The emergency designation would allow the The FDA authorizes measures that can diagnose, prevent, or treat monkeypox, without having to go through the usual comprehensive agency review. The agency has relied heavily on this provision to speed up testing, vaccines and treatments for the coronavirus.
Declaring an emergency also gives the Centers for Disease Control and Prevention greater access to information from health care providers and states. Federal agencies like the CDC cannot compel states to share case or vaccination data.
During the outbreak, federal health officials routinely shared information on testing capacity or the number of vaccines shipped to states. But CDC data on the number of cases lags that of local public health departments, and the number of people vaccinated, or their demographic information, is mostly unavailable.
“We are again really challenged by the fact that we at the agency have no authority to receive this data,” CDC director Dr. Rochelle Walensky said at an event. recently organized by the Washington Post.
The agency is working to expand its access to state data, but until then the information is patchy and unreliable. Local health services are underfunded, understaffed and exhausted after more than two years of battling the Covid-19 pandemic.

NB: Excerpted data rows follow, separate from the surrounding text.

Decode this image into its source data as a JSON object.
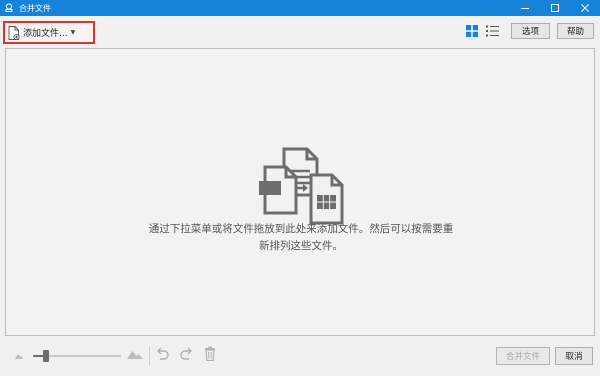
{
  "window": {
    "title": "合并文件"
  },
  "toolbar": {
    "add_files_label": "添加文件...",
    "options_label": "选项",
    "help_label": "帮助"
  },
  "drop_area": {
    "hint": "通过下拉菜单或将文件拖放到此处来添加文件。然后可以按需要重新排列这些文件。"
  },
  "bottom": {
    "thumbnail_size": 0.12,
    "merge_label": "合并文件",
    "cancel_label": "取消"
  },
  "colors": {
    "titlebar": "#1783d8",
    "highlight_border": "#d9352f",
    "grid_view_active": "#1783d8",
    "icon_gray": "#6d6d6d"
  },
  "icons": {
    "app": "stamp-icon",
    "add_files": "add-document-icon",
    "grid_view": "grid-view-icon",
    "list_view": "list-view-icon",
    "illustration": "multiple-files-icon",
    "small_thumbnail": "small-mountain-icon",
    "large_thumbnail": "large-mountain-icon",
    "undo": "undo-icon",
    "redo": "redo-icon",
    "delete": "trash-icon"
  }
}
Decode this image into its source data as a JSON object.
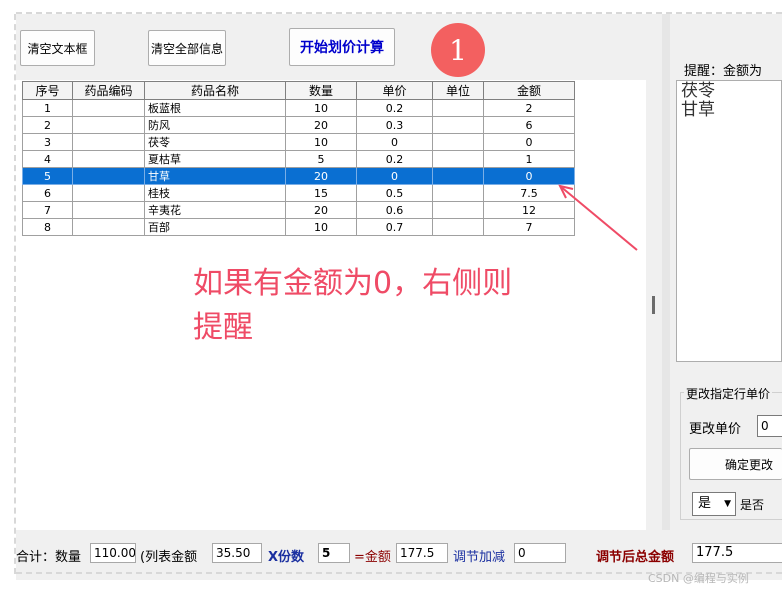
{
  "toolbar": {
    "clear_textbox_label": "清空文本框",
    "clear_all_label": "清空全部信息",
    "calc_label": "开始划价计算",
    "step_badge": "1"
  },
  "grid": {
    "columns": [
      "序号",
      "药品编码",
      "药品名称",
      "数量",
      "单价",
      "单位",
      "金额"
    ],
    "selected_row": 4,
    "rows": [
      [
        "1",
        "",
        "板蓝根",
        "10",
        "0.2",
        "",
        "2"
      ],
      [
        "2",
        "",
        "防风",
        "20",
        "0.3",
        "",
        "6"
      ],
      [
        "3",
        "",
        "茯苓",
        "10",
        "0",
        "",
        "0"
      ],
      [
        "4",
        "",
        "夏枯草",
        "5",
        "0.2",
        "",
        "1"
      ],
      [
        "5",
        "",
        "甘草",
        "20",
        "0",
        "",
        "0"
      ],
      [
        "6",
        "",
        "桂枝",
        "15",
        "0.5",
        "",
        "7.5"
      ],
      [
        "7",
        "",
        "辛夷花",
        "20",
        "0.6",
        "",
        "12"
      ],
      [
        "8",
        "",
        "百部",
        "10",
        "0.7",
        "",
        "7"
      ]
    ]
  },
  "annotation": {
    "line1": "如果有金额为0，右侧则",
    "line2": "提醒"
  },
  "right_panel": {
    "remind_label": "提醒：金额为",
    "remind_line1": "茯苓",
    "remind_line2": "甘草",
    "group_title": "更改指定行单价",
    "change_price_label": "更改单价",
    "change_price_value": "0",
    "confirm_label": "确定更改",
    "select_value": "是",
    "checkbox_label": "是否"
  },
  "status": {
    "total_label": "合计：数量",
    "qty_value": "110.00",
    "list_amount_label": "(列表金额",
    "list_amount_value": "35.50",
    "x_label": "X份数",
    "copies_value": "5",
    "eq_label": "=金额",
    "amount_value": "177.5",
    "adjust_label": "调节加减",
    "adjust_value": "0",
    "final_label": "调节后总金额",
    "final_value": "177.5"
  },
  "watermark": "CSDN @编程与实例",
  "colors": {
    "selection": "#0a6fd2",
    "annotation": "#ef4b66",
    "badge": "#f36060",
    "calc_text": "#0000cc"
  }
}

“A declaration of this monkeypox outbreak as a public health emergency is important, but more important is to step up the level of federal and local state coordination, close our vaccine supply gaps, and secure funds from Congress to deal with this crisis,” said Gregg Gonsalves, an epidemiologist at the Yale School of Public Health and WHO adviser on monkeypox.
“Otherwise, we are talking about a new endemic virus that has its roots in this country.”